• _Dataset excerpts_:
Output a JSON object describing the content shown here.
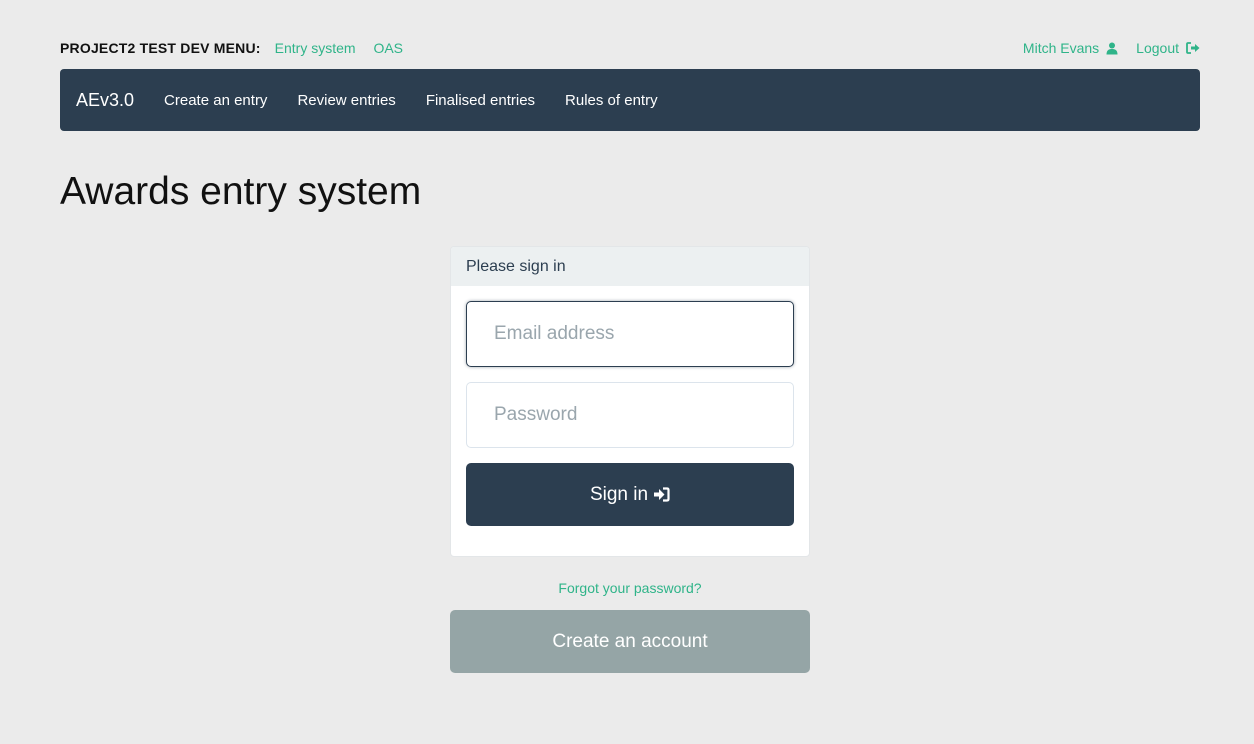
{
  "devbar": {
    "title": "PROJECT2 TEST DEV MENU:",
    "links": [
      {
        "label": "Entry system"
      },
      {
        "label": "OAS"
      }
    ],
    "user": {
      "name": "Mitch Evans",
      "icon": "user-icon"
    },
    "logout": {
      "label": "Logout",
      "icon": "sign-out-icon"
    },
    "link_color": "#2fb489"
  },
  "navbar": {
    "brand": "AEv3.0",
    "items": [
      {
        "label": "Create an entry"
      },
      {
        "label": "Review entries"
      },
      {
        "label": "Finalised entries"
      },
      {
        "label": "Rules of entry"
      }
    ],
    "background": "#2c3e50"
  },
  "page": {
    "title": "Awards entry system"
  },
  "signin": {
    "heading": "Please sign in",
    "email_placeholder": "Email address",
    "email_value": "",
    "password_placeholder": "Password",
    "password_value": "",
    "button_label": "Sign in",
    "button_icon": "sign-in-icon"
  },
  "forgot_password": "Forgot your password?",
  "create_account": "Create an account"
}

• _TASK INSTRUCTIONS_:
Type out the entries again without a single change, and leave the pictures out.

• _OUTPUT OF THE TASK_:
Output a JSON object describing the content shown here.
{
  "devbar": {
    "title": "PROJECT2 TEST DEV MENU:",
    "links": [
      {
        "label": "Entry system"
      },
      {
        "label": "OAS"
      }
    ],
    "user": {
      "name": "Mitch Evans",
      "icon": "user-icon"
    },
    "logout": {
      "label": "Logout",
      "icon": "sign-out-icon"
    },
    "link_color": "#2fb489"
  },
  "navbar": {
    "brand": "AEv3.0",
    "items": [
      {
        "label": "Create an entry"
      },
      {
        "label": "Review entries"
      },
      {
        "label": "Finalised entries"
      },
      {
        "label": "Rules of entry"
      }
    ],
    "background": "#2c3e50"
  },
  "page": {
    "title": "Awards entry system"
  },
  "signin": {
    "heading": "Please sign in",
    "email_placeholder": "Email address",
    "email_value": "",
    "password_placeholder": "Password",
    "password_value": "",
    "button_label": "Sign in",
    "button_icon": "sign-in-icon"
  },
  "forgot_password": "Forgot your password?",
  "create_account": "Create an account"
}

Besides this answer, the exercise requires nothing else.